I am happy to say, by the way, that the swelling in my face did eventually diminish and disappear, and the only lasting remnant that I have of the procedure (aside from the fact that my entire face looks different) is that the nerves leading to half of my chin were permanently stressed, so I feel things in “reverse” down there; that is, if you touch the bottom part of my chin, it feels to me as if you’re touching just below my lip. It’s very strange. I also have some little tiny L-shaped plates and screws holding my upper jaw on, which is fun to tell people about, especially if they’re squeamish. I used to freak my mother out by rummaging through my father’s toolbox for a screwdriver and then announcing that I was going to go in the bathroom and “adjust” my jaws.

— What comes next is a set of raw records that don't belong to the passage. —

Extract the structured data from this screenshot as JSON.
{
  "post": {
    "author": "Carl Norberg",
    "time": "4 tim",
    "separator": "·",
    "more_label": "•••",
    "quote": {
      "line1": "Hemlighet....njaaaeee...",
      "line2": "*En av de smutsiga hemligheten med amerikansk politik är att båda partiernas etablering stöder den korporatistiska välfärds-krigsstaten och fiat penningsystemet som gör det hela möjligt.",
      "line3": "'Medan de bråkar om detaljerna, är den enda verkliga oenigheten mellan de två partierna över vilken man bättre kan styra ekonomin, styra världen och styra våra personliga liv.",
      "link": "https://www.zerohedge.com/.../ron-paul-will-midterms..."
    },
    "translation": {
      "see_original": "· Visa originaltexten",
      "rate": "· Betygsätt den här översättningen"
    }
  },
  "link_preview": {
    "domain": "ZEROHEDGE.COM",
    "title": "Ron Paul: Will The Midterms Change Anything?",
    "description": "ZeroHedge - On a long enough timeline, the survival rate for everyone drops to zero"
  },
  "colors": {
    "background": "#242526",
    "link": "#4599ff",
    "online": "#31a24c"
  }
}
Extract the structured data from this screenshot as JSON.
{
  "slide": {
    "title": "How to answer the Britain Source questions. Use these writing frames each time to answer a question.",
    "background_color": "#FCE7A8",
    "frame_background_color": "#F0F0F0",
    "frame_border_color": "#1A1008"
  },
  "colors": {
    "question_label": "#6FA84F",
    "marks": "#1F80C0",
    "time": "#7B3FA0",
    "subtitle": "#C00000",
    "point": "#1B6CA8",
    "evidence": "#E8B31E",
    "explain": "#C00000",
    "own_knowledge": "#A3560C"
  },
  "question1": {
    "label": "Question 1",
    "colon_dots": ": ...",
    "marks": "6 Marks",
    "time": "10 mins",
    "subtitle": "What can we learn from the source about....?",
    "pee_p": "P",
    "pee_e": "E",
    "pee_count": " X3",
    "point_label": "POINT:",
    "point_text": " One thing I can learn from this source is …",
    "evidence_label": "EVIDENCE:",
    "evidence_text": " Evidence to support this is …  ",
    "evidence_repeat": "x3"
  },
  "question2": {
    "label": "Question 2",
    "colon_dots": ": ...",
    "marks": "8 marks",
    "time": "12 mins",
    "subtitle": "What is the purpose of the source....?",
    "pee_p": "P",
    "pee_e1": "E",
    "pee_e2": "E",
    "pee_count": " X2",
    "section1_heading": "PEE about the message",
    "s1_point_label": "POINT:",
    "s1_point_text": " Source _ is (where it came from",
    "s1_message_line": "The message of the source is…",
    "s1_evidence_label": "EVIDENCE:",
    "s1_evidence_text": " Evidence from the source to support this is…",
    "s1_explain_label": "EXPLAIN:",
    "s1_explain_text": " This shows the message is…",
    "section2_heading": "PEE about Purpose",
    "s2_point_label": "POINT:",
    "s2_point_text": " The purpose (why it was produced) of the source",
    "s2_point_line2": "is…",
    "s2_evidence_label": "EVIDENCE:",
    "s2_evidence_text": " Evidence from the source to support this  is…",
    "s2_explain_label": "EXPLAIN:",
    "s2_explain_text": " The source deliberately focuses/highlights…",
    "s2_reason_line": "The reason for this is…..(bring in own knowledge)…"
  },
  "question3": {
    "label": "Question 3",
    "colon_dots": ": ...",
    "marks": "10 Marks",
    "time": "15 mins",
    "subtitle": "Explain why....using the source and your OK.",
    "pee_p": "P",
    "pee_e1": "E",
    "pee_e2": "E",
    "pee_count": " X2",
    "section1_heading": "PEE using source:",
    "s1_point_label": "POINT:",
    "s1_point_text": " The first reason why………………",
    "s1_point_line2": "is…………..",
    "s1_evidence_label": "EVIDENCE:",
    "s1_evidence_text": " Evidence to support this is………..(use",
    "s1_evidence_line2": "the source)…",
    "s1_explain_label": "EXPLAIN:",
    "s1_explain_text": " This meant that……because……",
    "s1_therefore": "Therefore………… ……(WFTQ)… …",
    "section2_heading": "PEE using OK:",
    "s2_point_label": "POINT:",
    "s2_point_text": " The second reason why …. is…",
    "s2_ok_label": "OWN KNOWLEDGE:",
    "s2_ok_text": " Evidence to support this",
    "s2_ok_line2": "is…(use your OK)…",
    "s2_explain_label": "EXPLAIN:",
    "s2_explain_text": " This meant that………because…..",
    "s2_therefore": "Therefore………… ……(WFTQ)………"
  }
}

The best part, though, about a surgical visit and a hospital stay is when it’s all over. Fortunately, surgery is a rarity in most people’s lives, and it’s easy enough to get back to normal after a reasonable recovery period. But as for those people who just can’t seem to get enough plastic surgery, they deserve all the pain and suffering that their doctors (and catheters that Nurse Helga) can dish out.
—Revised 2004 (Original ca. 1999)__________
- I understand that it is popular for young ladies who attend parties thrown in certain circles (e.g., the Dr. 90210 set, or perhaps weirdos with a medical fetish) to have their breasts injected with a semi-large quantity of saline because it temporarily makes them appear larger. The name for this procedure is, grotesquely enough, “party tits.” While the appeal is lost on me, it does occur to me that “Party Tits” would be a great nickname for someone like Anna Nicole Smith, or perhaps Dolly Parton—if she were really drunk.
- Which… I mean… shouldn’t she know whether that’s supposed to be part of the plan already, or is it more of a spur-of-the-moment type thing where they jam one in if you start peeing unexpectedly? Or if they just want to mess with your weiner for entertainment purposes?